- Unclear whether govt. already in talks with IMF
- IMF has trillion dollar financial capacity to support members
- Already over 9 countries have sought IMF financial assistance
As the economic fallout is becoming severe with the prolonged lockdowns in place to contain the spread COVID-19, the Sri Lankan government is likely to seek the support of the International Monetary Fund (IMF), but is awaiting the for the multilateral lender to set up a specific package designed to mitigate impacts from the virus.
According to a top government official on economic affairs, the Rajapaksa administration is waiting till the IMF structures a support package for nations affected by the virus no sooner the immediate health dangers of the virus dissipate.
However, he fell short of saying whether the administration is already in talks with the IMF and how much it may seek as a reasonably adequate amount to provide a buffer to

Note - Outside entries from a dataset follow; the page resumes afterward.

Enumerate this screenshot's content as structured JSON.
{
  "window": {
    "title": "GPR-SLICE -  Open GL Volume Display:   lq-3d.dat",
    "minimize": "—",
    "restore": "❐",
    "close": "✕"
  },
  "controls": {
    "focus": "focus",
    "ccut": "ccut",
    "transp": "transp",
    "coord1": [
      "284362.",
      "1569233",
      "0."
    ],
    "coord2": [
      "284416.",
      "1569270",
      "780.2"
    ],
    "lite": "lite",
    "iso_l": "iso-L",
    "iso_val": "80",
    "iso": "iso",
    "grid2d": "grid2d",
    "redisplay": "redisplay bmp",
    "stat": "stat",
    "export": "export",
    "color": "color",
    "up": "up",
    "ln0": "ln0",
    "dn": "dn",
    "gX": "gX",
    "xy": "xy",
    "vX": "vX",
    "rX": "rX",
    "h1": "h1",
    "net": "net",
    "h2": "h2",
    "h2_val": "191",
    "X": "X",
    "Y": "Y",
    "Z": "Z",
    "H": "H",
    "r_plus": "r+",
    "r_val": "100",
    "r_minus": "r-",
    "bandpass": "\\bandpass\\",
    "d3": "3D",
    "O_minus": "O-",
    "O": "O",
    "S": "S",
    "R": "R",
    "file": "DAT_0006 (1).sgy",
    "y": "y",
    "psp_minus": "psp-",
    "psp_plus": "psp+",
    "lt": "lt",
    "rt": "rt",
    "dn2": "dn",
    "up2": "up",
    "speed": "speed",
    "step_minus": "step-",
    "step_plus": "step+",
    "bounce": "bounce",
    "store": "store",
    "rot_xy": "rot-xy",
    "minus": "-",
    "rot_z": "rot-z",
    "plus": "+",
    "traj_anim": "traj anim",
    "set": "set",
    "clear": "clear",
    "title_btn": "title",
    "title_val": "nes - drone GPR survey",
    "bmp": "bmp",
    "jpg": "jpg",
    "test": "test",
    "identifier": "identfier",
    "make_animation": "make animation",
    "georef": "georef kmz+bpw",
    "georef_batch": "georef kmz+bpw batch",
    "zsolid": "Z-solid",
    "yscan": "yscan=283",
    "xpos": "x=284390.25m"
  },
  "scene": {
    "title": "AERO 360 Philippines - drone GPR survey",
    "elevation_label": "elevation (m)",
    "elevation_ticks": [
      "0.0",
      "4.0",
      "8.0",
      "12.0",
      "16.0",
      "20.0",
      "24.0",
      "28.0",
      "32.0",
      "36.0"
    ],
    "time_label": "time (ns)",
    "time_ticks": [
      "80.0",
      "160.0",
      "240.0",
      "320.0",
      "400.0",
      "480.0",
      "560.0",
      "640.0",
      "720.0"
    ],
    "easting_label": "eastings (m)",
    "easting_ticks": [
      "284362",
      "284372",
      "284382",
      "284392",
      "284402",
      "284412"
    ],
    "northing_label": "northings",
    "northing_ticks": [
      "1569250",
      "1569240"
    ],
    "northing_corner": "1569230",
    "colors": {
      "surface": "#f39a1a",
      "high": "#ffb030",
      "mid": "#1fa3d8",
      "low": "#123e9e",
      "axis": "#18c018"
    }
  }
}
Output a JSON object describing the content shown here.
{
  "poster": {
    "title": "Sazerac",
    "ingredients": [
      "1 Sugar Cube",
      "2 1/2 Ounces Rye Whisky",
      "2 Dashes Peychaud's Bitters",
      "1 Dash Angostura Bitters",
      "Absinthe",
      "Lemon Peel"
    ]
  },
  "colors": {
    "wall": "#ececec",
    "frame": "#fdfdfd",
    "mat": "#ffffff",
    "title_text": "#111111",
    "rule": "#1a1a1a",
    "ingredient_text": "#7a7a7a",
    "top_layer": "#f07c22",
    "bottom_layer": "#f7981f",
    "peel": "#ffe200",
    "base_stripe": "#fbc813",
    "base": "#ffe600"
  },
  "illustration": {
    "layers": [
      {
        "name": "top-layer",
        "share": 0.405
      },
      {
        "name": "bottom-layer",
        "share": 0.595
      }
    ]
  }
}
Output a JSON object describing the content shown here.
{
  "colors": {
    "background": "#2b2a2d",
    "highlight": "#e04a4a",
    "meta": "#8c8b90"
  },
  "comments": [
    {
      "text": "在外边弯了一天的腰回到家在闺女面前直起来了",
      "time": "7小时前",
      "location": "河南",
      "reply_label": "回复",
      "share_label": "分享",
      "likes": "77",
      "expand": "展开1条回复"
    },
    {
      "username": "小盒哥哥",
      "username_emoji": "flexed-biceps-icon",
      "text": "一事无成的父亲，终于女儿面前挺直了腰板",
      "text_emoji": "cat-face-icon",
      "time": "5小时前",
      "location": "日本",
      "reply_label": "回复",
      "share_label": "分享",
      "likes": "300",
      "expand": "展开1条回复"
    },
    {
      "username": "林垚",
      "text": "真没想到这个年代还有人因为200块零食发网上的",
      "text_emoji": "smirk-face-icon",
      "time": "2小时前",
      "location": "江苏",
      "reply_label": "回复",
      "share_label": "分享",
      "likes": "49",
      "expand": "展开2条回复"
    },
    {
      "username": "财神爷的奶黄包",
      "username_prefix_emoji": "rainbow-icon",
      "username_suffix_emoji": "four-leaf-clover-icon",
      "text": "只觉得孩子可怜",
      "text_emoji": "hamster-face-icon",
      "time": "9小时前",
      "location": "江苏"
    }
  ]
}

Last week, the IMF said it stands ready to support the low-income countries affected by the virus originated in China, which now has become a pandemic engulfing the entire world.
The IMF has already taken action to provide relief for debt repayments for its poorest members under its Catastrophe Containment and Relief Trust.

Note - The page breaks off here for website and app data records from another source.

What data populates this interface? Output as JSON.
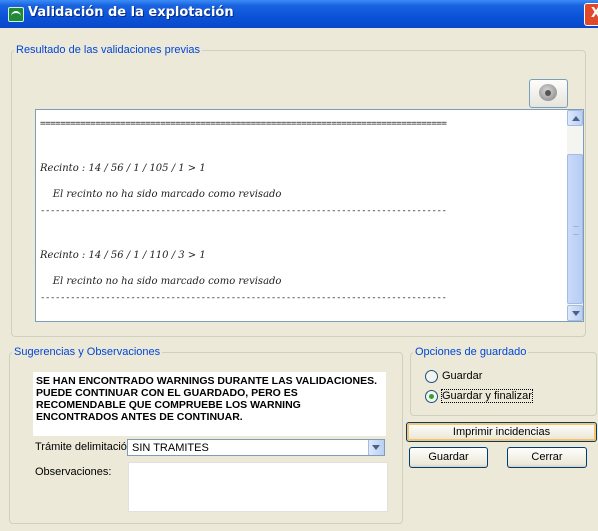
{
  "window": {
    "title": "Validación de la explotación",
    "close_glyph": "X"
  },
  "results_group": {
    "legend": "Resultado de las validaciones previas",
    "log_lines": [
      {
        "text": "=================================================================================",
        "kind": "sep"
      },
      {
        "text": "Recinto : 14 / 56 / 1 / 105 / 1 > 1",
        "kind": "text"
      },
      {
        "text": "    El recinto no ha sido marcado como revisado",
        "kind": "text"
      },
      {
        "text": "---------------------------------------------------------------------------------",
        "kind": "sep"
      },
      {
        "text": "Recinto : 14 / 56 / 1 / 110 / 3 > 1",
        "kind": "text"
      },
      {
        "text": "    El recinto no ha sido marcado como revisado",
        "kind": "text"
      },
      {
        "text": "---------------------------------------------------------------------------------",
        "kind": "sep"
      }
    ]
  },
  "suggestions_group": {
    "legend": "Sugerencias y Observaciones",
    "warning": "SE HAN ENCONTRADO WARNINGS DURANTE LAS VALIDACIONES. PUEDE CONTINUAR CON EL GUARDADO, PERO ES RECOMENDABLE QUE COMPRUEBE LOS WARNING ENCONTRADOS ANTES DE CONTINUAR.",
    "tramite_label": "Trámite delimitación:",
    "tramite_value": "SIN TRAMITES",
    "observaciones_label": "Observaciones:",
    "observaciones_value": ""
  },
  "save_options_group": {
    "legend": "Opciones de guardado",
    "options": [
      {
        "label": "Guardar",
        "selected": false
      },
      {
        "label": "Guardar y finalizar",
        "selected": true
      }
    ]
  },
  "buttons": {
    "print": "Imprimir incidencias",
    "save": "Guardar",
    "close": "Cerrar"
  },
  "icons": {
    "app": "junta-andalucia-app-icon",
    "delete": "trash-bin-icon"
  },
  "colors": {
    "titlebar": "#0a52d8",
    "legend_text": "#0046d5",
    "window_bg": "#ece9d8",
    "close_button": "#e04a2a",
    "radio_selected": "#2ba52b"
  }
}
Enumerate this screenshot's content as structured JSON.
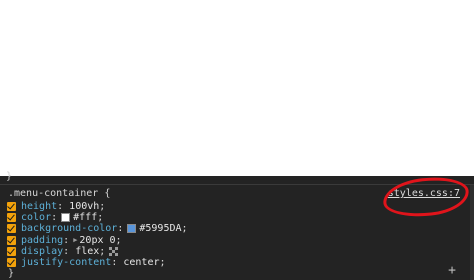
{
  "styles_pane": {
    "previous_rule_close": "}",
    "rule": {
      "selector": ".menu-container",
      "open_brace": " {",
      "close_brace": "}",
      "source": "styles.css:7",
      "declarations": [
        {
          "property": "height",
          "value": "100vh",
          "swatch": null,
          "extra": null
        },
        {
          "property": "color",
          "value": "#fff",
          "swatch": "#ffffff",
          "extra": null
        },
        {
          "property": "background-color",
          "value": "#5995DA",
          "swatch": "#5995DA",
          "extra": null
        },
        {
          "property": "padding",
          "value": "20px 0",
          "swatch": null,
          "extra": "expand-triangle"
        },
        {
          "property": "display",
          "value": "flex",
          "swatch": null,
          "extra": "flex-editor-icon"
        },
        {
          "property": "justify-content",
          "value": "center",
          "swatch": null,
          "extra": null
        }
      ]
    },
    "add_label": "+"
  },
  "colors": {
    "panel_bg": "#232323",
    "property": "#5db0d7",
    "checkbox": "#f3a20b",
    "annotation": "#e0141b"
  },
  "icons": {
    "checkbox": "checkbox-checked-icon",
    "expand": "expand-triangle-icon",
    "flex": "flexbox-editor-icon",
    "add": "plus-icon"
  }
}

Further, the Fund has already called to strengthen its crisis response by enhancing access to its emergency facilities under its Rapid Credit Facility and Rapid
Besides, going beyond its traditional lending facilities, the Fund will also explore additional options to help its members facing foreign exchange shortages.
The IMF has a trillion dollar financial capacity to support its members.
The government has earlier called for deferments or moratoriums on its foreign debt and openly sought financial assistance from multilateral lenders until the country passed
Further, the government has decided to suspend or curtail all nonessential imports barring medicine and fuel in a bid to protect the rupee, which is sliding sharply against the US dollar.
Meanwhile, economist and JB Securities Managing Director Murtaza Jafferjee said it was quite natural for Sri Lanka to seek IMF support having gone to the Fund fifteen times before.
“And I don’t think there is anything wrong in reaching out to the IMF because we have gone to them fifteen times before. Going back for the sixteenth time is normal course of life in Sri Lanka,” he said.
Jafferjee estimates Sri Lanka may need up to US$ 2.5 billion from the IMF to get the economy back on track and rebuild the investor confidence in the economy.
IMF Chief Economist Gita Gopinath being interviewed by the late night comedy show host Trevor Noah in his The Daily Show said already over 90 countries had sought financial assistance from the IMF and it